### Task requirements
Copy all the records exactly; the complete set is the expected result.

***** Data for the task

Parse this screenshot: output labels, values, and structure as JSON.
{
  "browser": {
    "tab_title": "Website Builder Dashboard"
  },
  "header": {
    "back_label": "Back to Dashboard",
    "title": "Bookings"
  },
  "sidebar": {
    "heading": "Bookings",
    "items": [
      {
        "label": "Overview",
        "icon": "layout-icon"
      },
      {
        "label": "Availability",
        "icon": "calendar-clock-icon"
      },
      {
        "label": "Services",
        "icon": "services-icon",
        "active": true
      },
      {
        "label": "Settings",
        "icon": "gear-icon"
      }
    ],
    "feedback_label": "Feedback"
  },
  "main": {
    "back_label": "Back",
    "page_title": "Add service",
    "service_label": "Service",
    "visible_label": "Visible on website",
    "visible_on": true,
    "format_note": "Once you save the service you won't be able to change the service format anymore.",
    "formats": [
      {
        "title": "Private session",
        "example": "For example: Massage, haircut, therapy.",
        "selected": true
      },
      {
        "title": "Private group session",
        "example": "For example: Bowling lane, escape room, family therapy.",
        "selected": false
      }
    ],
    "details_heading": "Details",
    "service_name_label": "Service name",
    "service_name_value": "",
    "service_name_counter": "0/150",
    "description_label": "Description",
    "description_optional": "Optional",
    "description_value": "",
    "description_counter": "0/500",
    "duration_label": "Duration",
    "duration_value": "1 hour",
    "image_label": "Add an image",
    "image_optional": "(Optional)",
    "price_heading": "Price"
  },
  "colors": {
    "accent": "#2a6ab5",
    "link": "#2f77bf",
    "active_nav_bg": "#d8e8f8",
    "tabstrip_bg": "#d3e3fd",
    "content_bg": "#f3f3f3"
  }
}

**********

### The answer
Parse this screenshot: output labels, values, and structure as JSON.
{
  "browser": {
    "tab_title": "Website Builder Dashboard"
  },
  "header": {
    "back_label": "Back to Dashboard",
    "title": "Bookings"
  },
  "sidebar": {
    "heading": "Bookings",
    "items": [
      {
        "label": "Overview",
        "icon": "layout-icon"
      },
      {
        "label": "Availability",
        "icon": "calendar-clock-icon"
      },
      {
        "label": "Services",
        "icon": "services-icon",
        "active": true
      },
      {
        "label": "Settings",
        "icon": "gear-icon"
      }
    ],
    "feedback_label": "Feedback"
  },
  "main": {
    "back_label": "Back",
    "page_title": "Add service",
    "service_label": "Service",
    "visible_label": "Visible on website",
    "visible_on": true,
    "format_note": "Once you save the service you won't be able to change the service format anymore.",
    "formats": [
      {
        "title": "Private session",
        "example": "For example: Massage, haircut, therapy.",
        "selected": true
      },
      {
        "title": "Private group session",
        "example": "For example: Bowling lane, escape room, family therapy.",
        "selected": false
      }
    ],
    "details_heading": "Details",
    "service_name_label": "Service name",
    "service_name_value": "",
    "service_name_counter": "0/150",
    "description_label": "Description",
    "description_optional": "Optional",
    "description_value": "",
    "description_counter": "0/500",
    "duration_label": "Duration",
    "duration_value": "1 hour",
    "image_label": "Add an image",
    "image_optional": "(Optional)",
    "price_heading": "Price"
  },
  "colors": {
    "accent": "#2a6ab5",
    "link": "#2f77bf",
    "active_nav_bg": "#d8e8f8",
    "tabstrip_bg": "#d3e3fd",
    "content_bg": "#f3f3f3"
  }
}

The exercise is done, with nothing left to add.